• **Task directions**: When you reach the records below, output every one exactly as written but leave out any pictures.

• **Record excerpts**:
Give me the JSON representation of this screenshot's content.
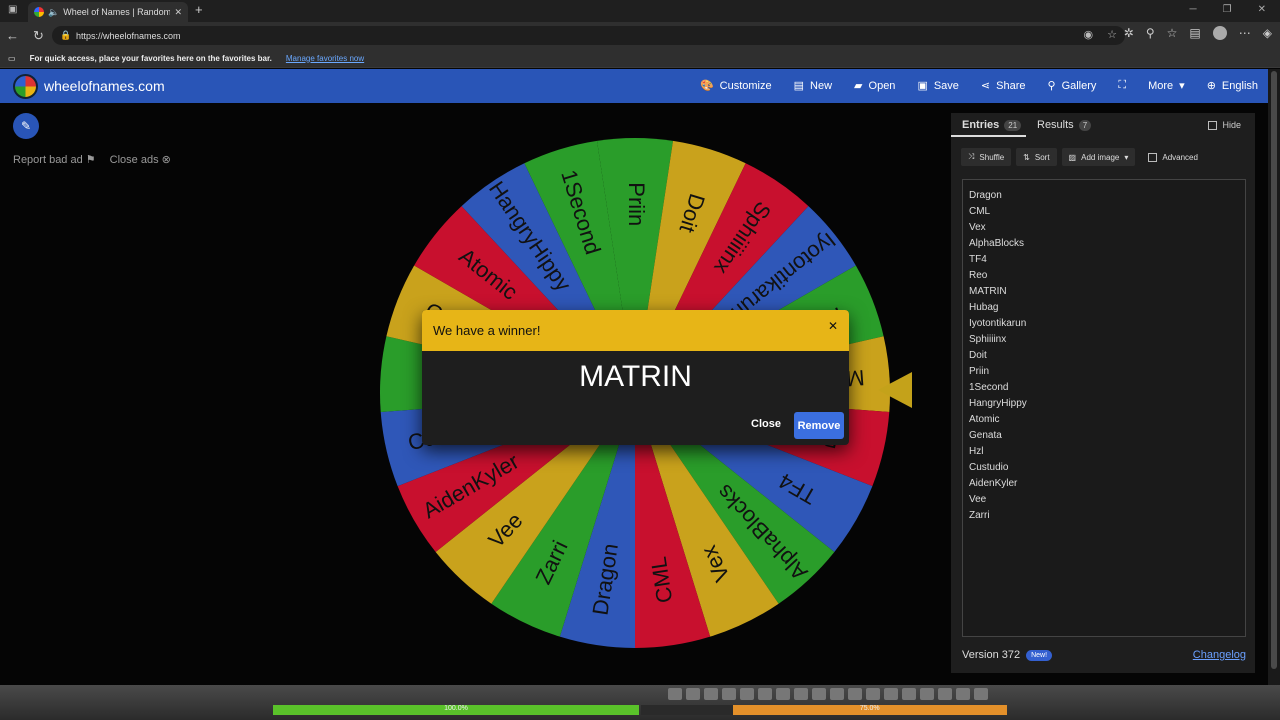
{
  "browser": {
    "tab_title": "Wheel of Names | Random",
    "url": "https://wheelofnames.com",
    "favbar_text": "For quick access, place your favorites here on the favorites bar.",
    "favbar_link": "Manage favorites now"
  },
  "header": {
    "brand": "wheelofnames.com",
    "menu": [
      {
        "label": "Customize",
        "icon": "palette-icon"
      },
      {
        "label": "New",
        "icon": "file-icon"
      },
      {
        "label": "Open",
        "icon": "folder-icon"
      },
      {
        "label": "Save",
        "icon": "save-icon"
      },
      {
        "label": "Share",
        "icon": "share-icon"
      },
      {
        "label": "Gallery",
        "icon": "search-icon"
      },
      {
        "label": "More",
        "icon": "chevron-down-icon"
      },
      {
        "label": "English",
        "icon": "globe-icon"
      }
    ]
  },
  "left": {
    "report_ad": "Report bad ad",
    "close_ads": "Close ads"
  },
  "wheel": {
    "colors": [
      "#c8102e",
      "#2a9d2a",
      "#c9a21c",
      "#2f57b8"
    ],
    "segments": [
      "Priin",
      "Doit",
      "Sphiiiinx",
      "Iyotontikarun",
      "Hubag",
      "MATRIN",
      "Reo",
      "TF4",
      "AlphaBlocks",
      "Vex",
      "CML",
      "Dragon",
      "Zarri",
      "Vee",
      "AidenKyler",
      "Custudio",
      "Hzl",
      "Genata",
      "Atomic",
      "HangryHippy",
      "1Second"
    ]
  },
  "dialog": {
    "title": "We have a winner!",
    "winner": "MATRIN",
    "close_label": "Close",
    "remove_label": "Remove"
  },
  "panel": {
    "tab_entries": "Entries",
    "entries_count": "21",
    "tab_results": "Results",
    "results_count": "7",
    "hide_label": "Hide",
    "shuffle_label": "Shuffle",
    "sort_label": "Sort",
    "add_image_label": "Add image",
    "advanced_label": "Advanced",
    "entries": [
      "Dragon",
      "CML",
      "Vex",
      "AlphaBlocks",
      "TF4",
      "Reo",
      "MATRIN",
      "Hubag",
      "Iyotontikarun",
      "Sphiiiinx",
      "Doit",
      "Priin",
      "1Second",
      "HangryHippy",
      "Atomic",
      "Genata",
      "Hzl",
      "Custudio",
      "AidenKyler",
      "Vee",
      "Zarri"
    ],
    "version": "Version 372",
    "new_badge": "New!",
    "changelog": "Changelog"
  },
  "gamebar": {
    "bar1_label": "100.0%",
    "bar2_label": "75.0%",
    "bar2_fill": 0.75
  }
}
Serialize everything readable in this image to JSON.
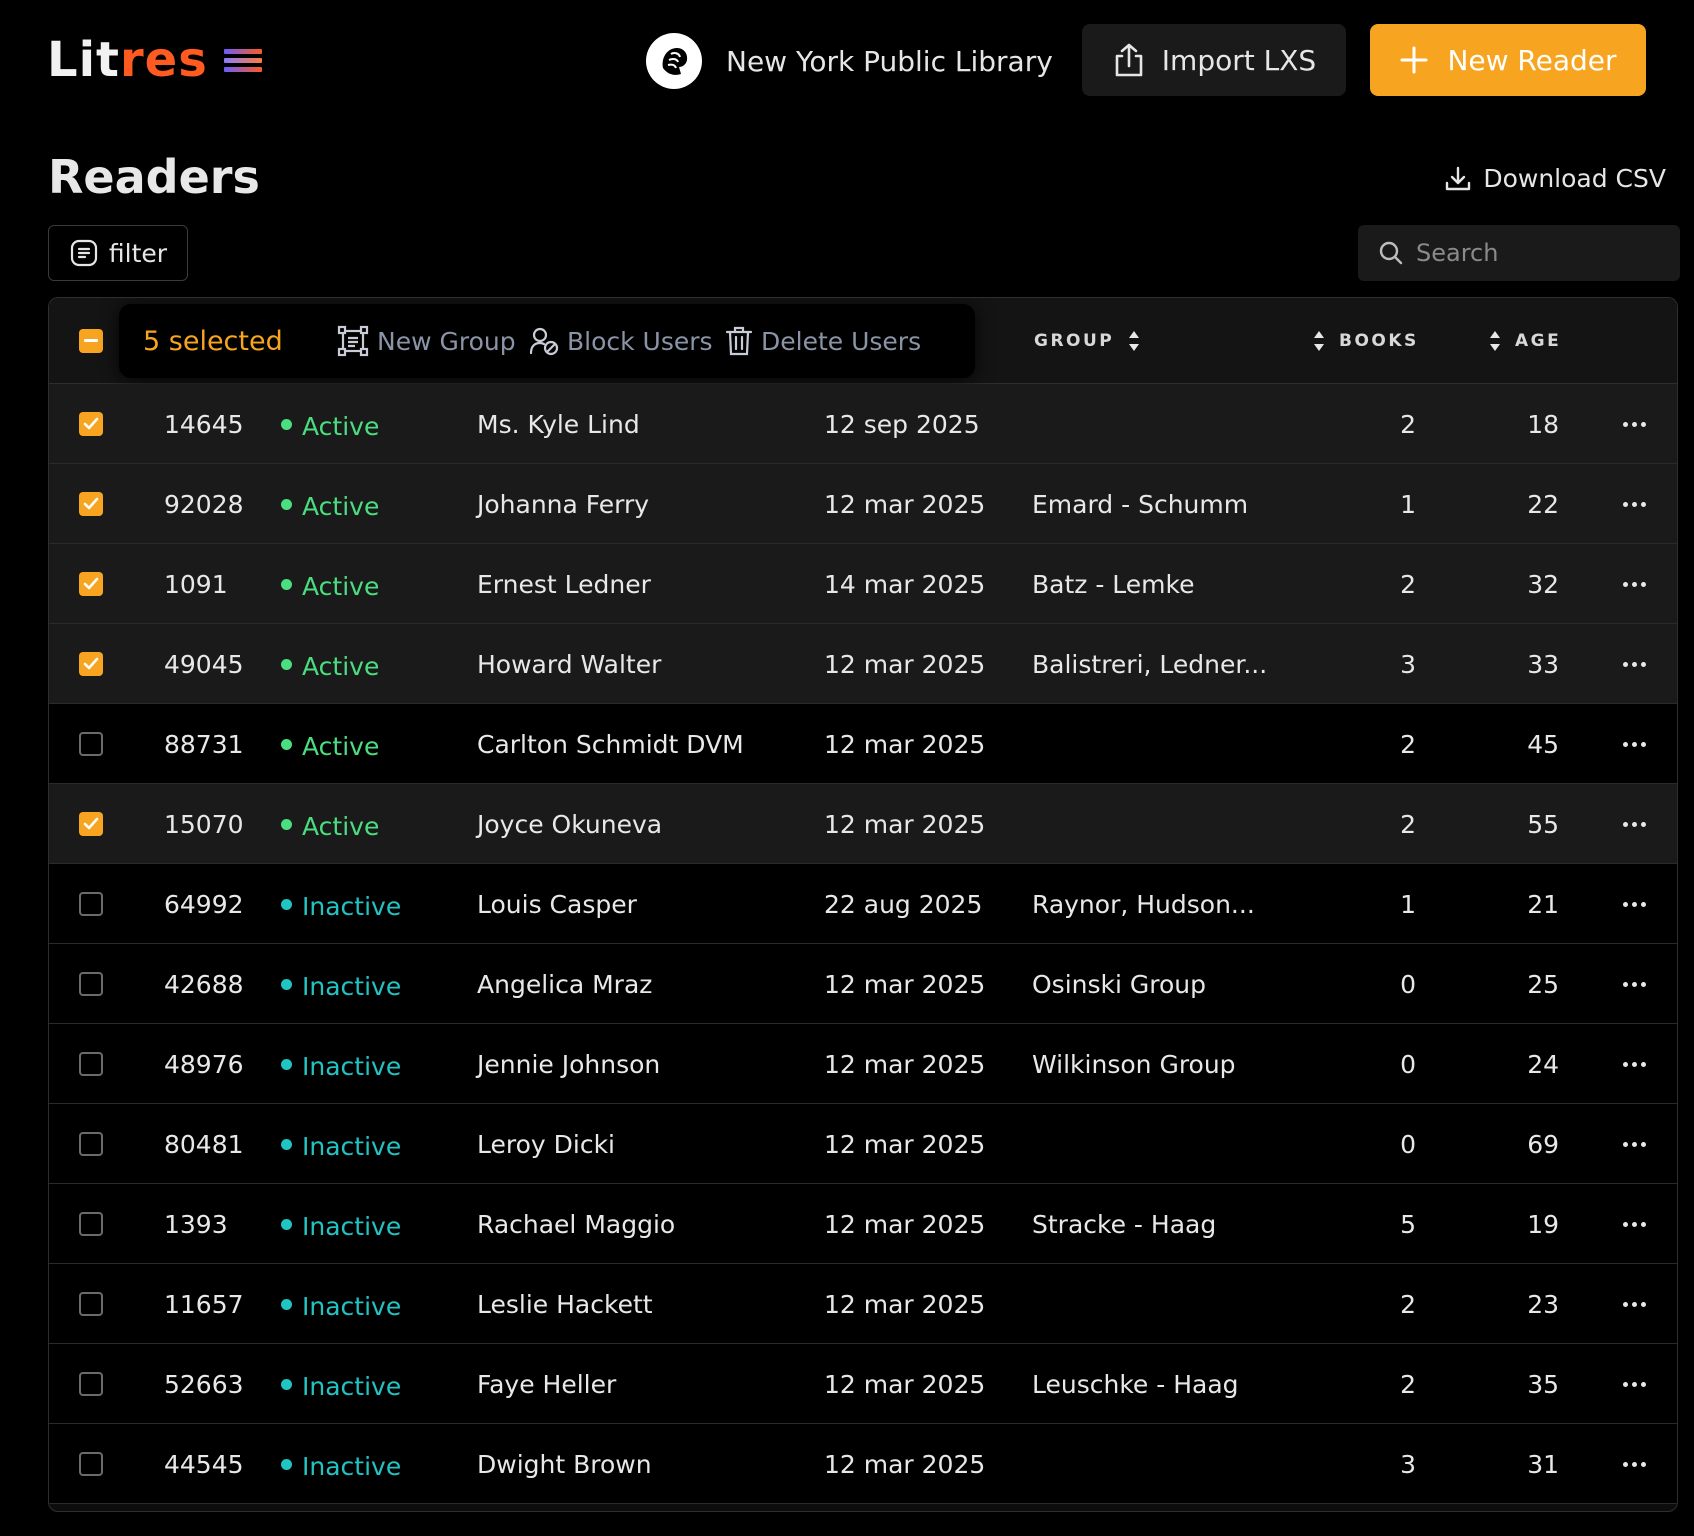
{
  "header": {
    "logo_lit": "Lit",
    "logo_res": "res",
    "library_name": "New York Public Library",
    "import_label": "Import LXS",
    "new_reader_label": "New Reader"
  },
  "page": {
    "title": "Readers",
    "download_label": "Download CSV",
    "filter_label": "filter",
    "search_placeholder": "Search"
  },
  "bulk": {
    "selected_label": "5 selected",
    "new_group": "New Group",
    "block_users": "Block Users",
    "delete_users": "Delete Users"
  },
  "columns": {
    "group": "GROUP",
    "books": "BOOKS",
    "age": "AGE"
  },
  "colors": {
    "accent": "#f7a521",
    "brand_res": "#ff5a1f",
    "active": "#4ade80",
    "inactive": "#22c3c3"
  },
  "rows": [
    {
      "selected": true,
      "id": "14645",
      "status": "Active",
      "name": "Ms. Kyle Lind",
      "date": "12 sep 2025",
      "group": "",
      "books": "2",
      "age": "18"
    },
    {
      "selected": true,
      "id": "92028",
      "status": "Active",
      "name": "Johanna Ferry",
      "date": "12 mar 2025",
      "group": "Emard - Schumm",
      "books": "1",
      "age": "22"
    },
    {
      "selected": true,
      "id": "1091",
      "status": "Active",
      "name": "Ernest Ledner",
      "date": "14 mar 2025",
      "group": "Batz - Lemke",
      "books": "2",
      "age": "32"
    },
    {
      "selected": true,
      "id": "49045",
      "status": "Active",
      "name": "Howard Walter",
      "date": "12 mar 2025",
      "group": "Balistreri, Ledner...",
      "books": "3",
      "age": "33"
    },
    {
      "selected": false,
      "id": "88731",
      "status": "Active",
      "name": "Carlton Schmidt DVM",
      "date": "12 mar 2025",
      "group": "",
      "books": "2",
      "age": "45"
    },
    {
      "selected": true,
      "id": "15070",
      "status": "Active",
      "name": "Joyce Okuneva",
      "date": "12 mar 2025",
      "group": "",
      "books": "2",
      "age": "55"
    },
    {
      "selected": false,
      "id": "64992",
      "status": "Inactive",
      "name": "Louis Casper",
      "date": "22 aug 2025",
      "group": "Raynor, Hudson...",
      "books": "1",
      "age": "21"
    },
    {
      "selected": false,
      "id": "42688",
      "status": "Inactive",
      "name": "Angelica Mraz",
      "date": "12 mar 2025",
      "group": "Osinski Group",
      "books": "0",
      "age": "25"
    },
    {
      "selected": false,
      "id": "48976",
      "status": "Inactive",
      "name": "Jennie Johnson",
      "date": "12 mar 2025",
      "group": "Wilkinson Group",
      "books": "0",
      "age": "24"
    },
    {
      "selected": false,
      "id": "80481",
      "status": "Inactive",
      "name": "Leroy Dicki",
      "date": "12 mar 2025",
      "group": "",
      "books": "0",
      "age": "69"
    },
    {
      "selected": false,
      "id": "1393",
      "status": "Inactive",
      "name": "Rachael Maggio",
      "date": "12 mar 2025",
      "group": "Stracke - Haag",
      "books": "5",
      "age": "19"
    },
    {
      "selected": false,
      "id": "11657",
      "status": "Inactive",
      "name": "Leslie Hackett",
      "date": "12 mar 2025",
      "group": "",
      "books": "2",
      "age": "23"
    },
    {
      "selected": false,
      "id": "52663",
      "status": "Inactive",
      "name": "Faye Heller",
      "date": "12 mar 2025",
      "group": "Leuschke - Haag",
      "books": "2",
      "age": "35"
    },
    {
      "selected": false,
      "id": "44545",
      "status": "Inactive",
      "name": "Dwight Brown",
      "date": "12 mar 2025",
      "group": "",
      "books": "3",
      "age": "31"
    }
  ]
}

• **Solution for this problem**:
Give me the JSON representation of this screenshot's content.
{
  "browser": {
    "tab_title": "Wheel of Names | Random",
    "url": "https://wheelofnames.com",
    "favbar_text": "For quick access, place your favorites here on the favorites bar.",
    "favbar_link": "Manage favorites now"
  },
  "header": {
    "brand": "wheelofnames.com",
    "menu": [
      {
        "label": "Customize",
        "icon": "palette-icon"
      },
      {
        "label": "New",
        "icon": "file-icon"
      },
      {
        "label": "Open",
        "icon": "folder-icon"
      },
      {
        "label": "Save",
        "icon": "save-icon"
      },
      {
        "label": "Share",
        "icon": "share-icon"
      },
      {
        "label": "Gallery",
        "icon": "search-icon"
      },
      {
        "label": "More",
        "icon": "chevron-down-icon"
      },
      {
        "label": "English",
        "icon": "globe-icon"
      }
    ]
  },
  "left": {
    "report_ad": "Report bad ad",
    "close_ads": "Close ads"
  },
  "wheel": {
    "colors": [
      "#c8102e",
      "#2a9d2a",
      "#c9a21c",
      "#2f57b8"
    ],
    "segments": [
      "Priin",
      "Doit",
      "Sphiiiinx",
      "Iyotontikarun",
      "Hubag",
      "MATRIN",
      "Reo",
      "TF4",
      "AlphaBlocks",
      "Vex",
      "CML",
      "Dragon",
      "Zarri",
      "Vee",
      "AidenKyler",
      "Custudio",
      "Hzl",
      "Genata",
      "Atomic",
      "HangryHippy",
      "1Second"
    ]
  },
  "dialog": {
    "title": "We have a winner!",
    "winner": "MATRIN",
    "close_label": "Close",
    "remove_label": "Remove"
  },
  "panel": {
    "tab_entries": "Entries",
    "entries_count": "21",
    "tab_results": "Results",
    "results_count": "7",
    "hide_label": "Hide",
    "shuffle_label": "Shuffle",
    "sort_label": "Sort",
    "add_image_label": "Add image",
    "advanced_label": "Advanced",
    "entries": [
      "Dragon",
      "CML",
      "Vex",
      "AlphaBlocks",
      "TF4",
      "Reo",
      "MATRIN",
      "Hubag",
      "Iyotontikarun",
      "Sphiiiinx",
      "Doit",
      "Priin",
      "1Second",
      "HangryHippy",
      "Atomic",
      "Genata",
      "Hzl",
      "Custudio",
      "AidenKyler",
      "Vee",
      "Zarri"
    ],
    "version": "Version 372",
    "new_badge": "New!",
    "changelog": "Changelog"
  },
  "gamebar": {
    "bar1_label": "100.0%",
    "bar2_label": "75.0%",
    "bar2_fill": 0.75
  }
}
Serialize everything readable in this image to JSON.
{
  "header": {
    "logo_lit": "Lit",
    "logo_res": "res",
    "library_name": "New York Public Library",
    "import_label": "Import LXS",
    "new_reader_label": "New Reader"
  },
  "page": {
    "title": "Readers",
    "download_label": "Download CSV",
    "filter_label": "filter",
    "search_placeholder": "Search"
  },
  "bulk": {
    "selected_label": "5 selected",
    "new_group": "New Group",
    "block_users": "Block Users",
    "delete_users": "Delete Users"
  },
  "columns": {
    "group": "GROUP",
    "books": "BOOKS",
    "age": "AGE"
  },
  "colors": {
    "accent": "#f7a521",
    "brand_res": "#ff5a1f",
    "active": "#4ade80",
    "inactive": "#22c3c3"
  },
  "rows": [
    {
      "selected": true,
      "id": "14645",
      "status": "Active",
      "name": "Ms. Kyle Lind",
      "date": "12 sep 2025",
      "group": "",
      "books": "2",
      "age": "18"
    },
    {
      "selected": true,
      "id": "92028",
      "status": "Active",
      "name": "Johanna Ferry",
      "date": "12 mar 2025",
      "group": "Emard - Schumm",
      "books": "1",
      "age": "22"
    },
    {
      "selected": true,
      "id": "1091",
      "status": "Active",
      "name": "Ernest Ledner",
      "date": "14 mar 2025",
      "group": "Batz - Lemke",
      "books": "2",
      "age": "32"
    },
    {
      "selected": true,
      "id": "49045",
      "status": "Active",
      "name": "Howard Walter",
      "date": "12 mar 2025",
      "group": "Balistreri, Ledner...",
      "books": "3",
      "age": "33"
    },
    {
      "selected": false,
      "id": "88731",
      "status": "Active",
      "name": "Carlton Schmidt DVM",
      "date": "12 mar 2025",
      "group": "",
      "books": "2",
      "age": "45"
    },
    {
      "selected": true,
      "id": "15070",
      "status": "Active",
      "name": "Joyce Okuneva",
      "date": "12 mar 2025",
      "group": "",
      "books": "2",
      "age": "55"
    },
    {
      "selected": false,
      "id": "64992",
      "status": "Inactive",
      "name": "Louis Casper",
      "date": "22 aug 2025",
      "group": "Raynor, Hudson...",
      "books": "1",
      "age": "21"
    },
    {
      "selected": false,
      "id": "42688",
      "status": "Inactive",
      "name": "Angelica Mraz",
      "date": "12 mar 2025",
      "group": "Osinski Group",
      "books": "0",
      "age": "25"
    },
    {
      "selected": false,
      "id": "48976",
      "status": "Inactive",
      "name": "Jennie Johnson",
      "date": "12 mar 2025",
      "group": "Wilkinson Group",
      "books": "0",
      "age": "24"
    },
    {
      "selected": false,
      "id": "80481",
      "status": "Inactive",
      "name": "Leroy Dicki",
      "date": "12 mar 2025",
      "group": "",
      "books": "0",
      "age": "69"
    },
    {
      "selected": false,
      "id": "1393",
      "status": "Inactive",
      "name": "Rachael Maggio",
      "date": "12 mar 2025",
      "group": "Stracke - Haag",
      "books": "5",
      "age": "19"
    },
    {
      "selected": false,
      "id": "11657",
      "status": "Inactive",
      "name": "Leslie Hackett",
      "date": "12 mar 2025",
      "group": "",
      "books": "2",
      "age": "23"
    },
    {
      "selected": false,
      "id": "52663",
      "status": "Inactive",
      "name": "Faye Heller",
      "date": "12 mar 2025",
      "group": "Leuschke - Haag",
      "books": "2",
      "age": "35"
    },
    {
      "selected": false,
      "id": "44545",
      "status": "Inactive",
      "name": "Dwight Brown",
      "date": "12 mar 2025",
      "group": "",
      "books": "3",
      "age": "31"
    }
  ]
}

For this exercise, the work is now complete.